"MAG will depict its final position upon achieving resolution with the parties it is negotiating with," it said, adding the restructuring plan was a crucial step for it to come out as a "sustainable and profitable organisation in future."
It also said the restructuring comes after various cash conservation and cost reduction initiatives to keep its business afloat proved to be inadequate due to the prolonged effect of the coronavirus crisis.
MAG's comments in the letter reviewed by Reuters came days after the airline group asked lessors in a letter for steep discounts on aircraft rentals as part of a broad restructuring plan, some of the people said.
According to the latest document, under a "Plan B" scenario, Khazanah would "inject funds into Firefly directly to start new jet operations at Kuala Lumpur on a much smaller scale, focusing first on domestic services."
Low cost carrier Firefly, which operates a fleet of 12 twin turboprops, mainly within the country, is currently a fully owned subsidiary of MAG.
According to the document, Firefly would obtain narrow-body planes and subsequently wide-body aircraft from the market.
Malaysia's national airline has struggled to recover from two tragedies in 2014 – the mysterious disappearance of flight MH370 and the shooting down of flight MH17 over eastern Ukraine.
Khazanah took it private that year as part of a $1.5 billion restructuring, but efforts to turn around its business have been further upended by the COVID-19 pandemic.
Reuters reported last week that MAG had told lessors it was unlikely to be able to make payments owed after November unless it received more funding from Khazanah.
Khazanah told Reuters last week it was supportive of Malaysia Airlines' restructuring efforts but that if they proved unsuccessful, it would need to evaluate options on how to maintain connectivity for Malaysia.

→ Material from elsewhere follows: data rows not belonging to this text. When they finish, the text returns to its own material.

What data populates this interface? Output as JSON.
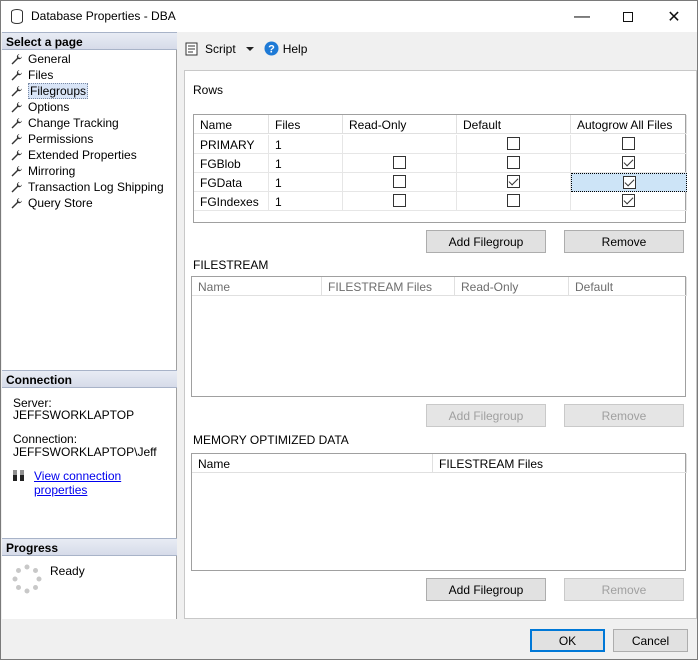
{
  "window": {
    "title": "Database Properties - DBA",
    "min_glyph": "—",
    "max_glyph": "☐",
    "close_glyph": "✕"
  },
  "left": {
    "select_page_header": "Select a page",
    "nav": [
      "General",
      "Files",
      "Filegroups",
      "Options",
      "Change Tracking",
      "Permissions",
      "Extended Properties",
      "Mirroring",
      "Transaction Log Shipping",
      "Query Store"
    ],
    "selected_index": 2,
    "connection_header": "Connection",
    "server_label": "Server:",
    "server_value": "JEFFSWORKLAPTOP",
    "connection_label": "Connection:",
    "connection_value": "JEFFSWORKLAPTOP\\Jeff",
    "view_conn_link": "View connection properties",
    "progress_header": "Progress",
    "progress_status": "Ready"
  },
  "toolbar": {
    "script_label": "Script",
    "help_label": "Help"
  },
  "rows_section": {
    "title": "Rows",
    "columns": [
      "Name",
      "Files",
      "Read-Only",
      "Default",
      "Autogrow All Files"
    ],
    "rows": [
      {
        "name": "PRIMARY",
        "files": "1",
        "read_only": null,
        "default": false,
        "autogrow": false
      },
      {
        "name": "FGBlob",
        "files": "1",
        "read_only": false,
        "default": false,
        "autogrow": true
      },
      {
        "name": "FGData",
        "files": "1",
        "read_only": false,
        "default": true,
        "autogrow": true
      },
      {
        "name": "FGIndexes",
        "files": "1",
        "read_only": false,
        "default": false,
        "autogrow": true
      }
    ],
    "add_button": "Add Filegroup",
    "remove_button": "Remove"
  },
  "filestream_section": {
    "title": "FILESTREAM",
    "columns": [
      "Name",
      "FILESTREAM Files",
      "Read-Only",
      "Default"
    ],
    "add_button": "Add Filegroup",
    "remove_button": "Remove"
  },
  "memory_section": {
    "title": "MEMORY OPTIMIZED DATA",
    "columns": [
      "Name",
      "FILESTREAM Files"
    ],
    "add_button": "Add Filegroup",
    "remove_button": "Remove"
  },
  "footer": {
    "ok_button": "OK",
    "cancel_button": "Cancel"
  }
}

MAG said last week the airline had reached out to lessors, creditors and key suppliers recently as it embarks on an urgent restructuring due to the impact of the pandemic.